__EXERCISE__
Search the entries for the word "icon". Copy every line where it turns up.

__EXCERPTED RECORDS__
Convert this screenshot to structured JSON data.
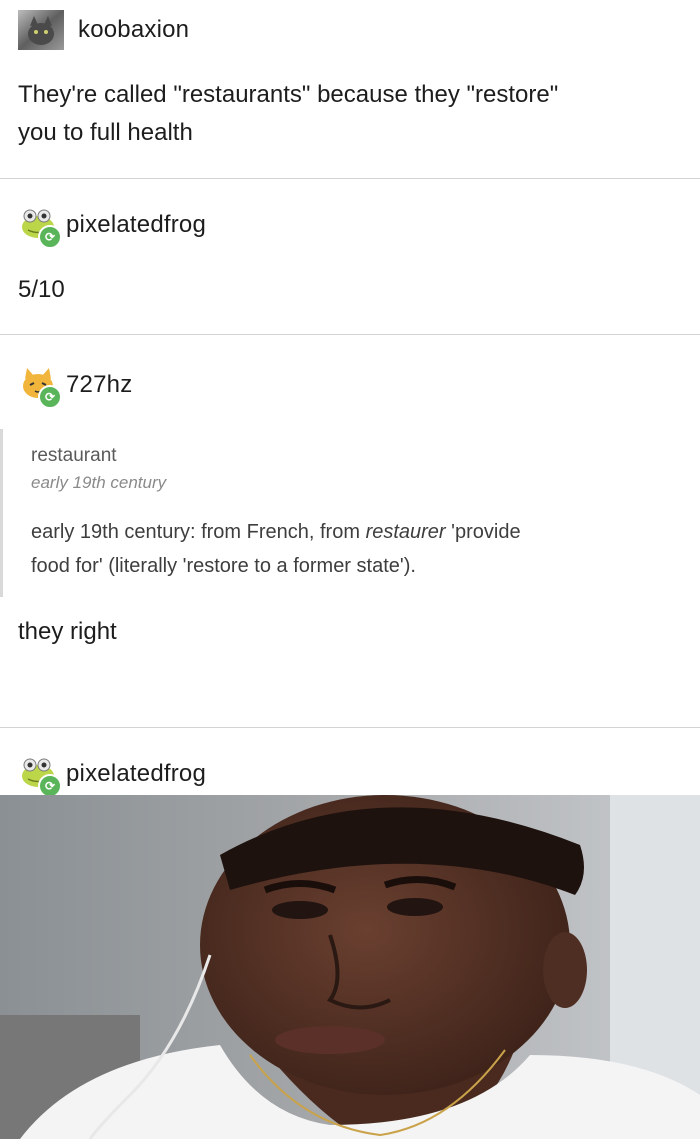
{
  "posts": [
    {
      "username": "koobaxion",
      "avatar": "cat-avatar-icon",
      "text_line1": "They're called \"restaurants\" because they \"restore\"",
      "text_line2": "you to full health"
    },
    {
      "username": "pixelatedfrog",
      "avatar": "frog-avatar-icon",
      "text": "5/10"
    },
    {
      "username": "727hz",
      "avatar": "cat-face-avatar-icon",
      "quote": {
        "word": "restaurant",
        "era": "early 19th century",
        "definition_line1_start": "early 19th century: from French, from ",
        "definition_line1_italic": "restaurer",
        "definition_line1_end": " 'provide",
        "definition_line2": "food for' (literally 'restore to a former state')."
      },
      "text": "they right"
    },
    {
      "username": "pixelatedfrog",
      "avatar": "frog-avatar-icon",
      "image": "photo-of-young-man-with-earphones"
    }
  ],
  "colors": {
    "reblog_green": "#5ab55a",
    "divider": "#d4d4d4",
    "text": "#1d1d1d"
  }
}
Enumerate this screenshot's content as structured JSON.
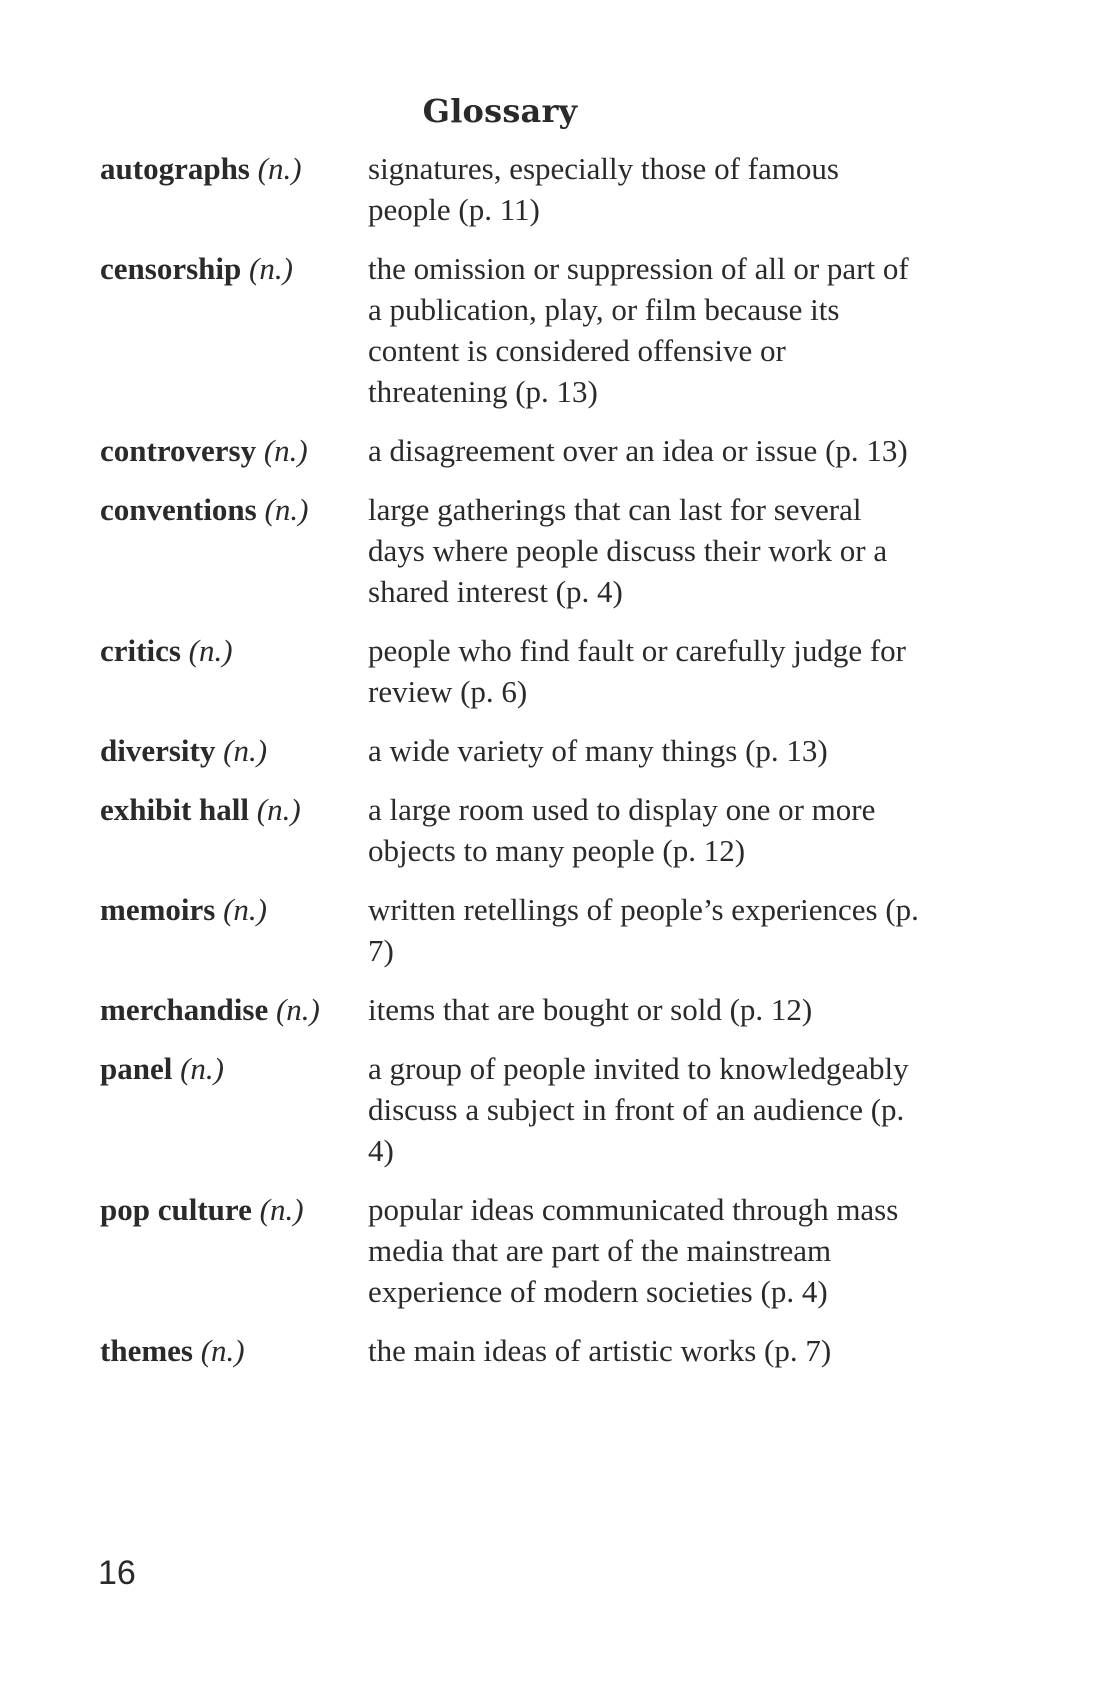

__EXERCISE RESPONSE__
      "avatar": "cat-avatar-icon",
      "avatar": "frog-avatar-icon",
      "avatar": "cat-face-avatar-icon",
      "avatar": "frog-avatar-icon",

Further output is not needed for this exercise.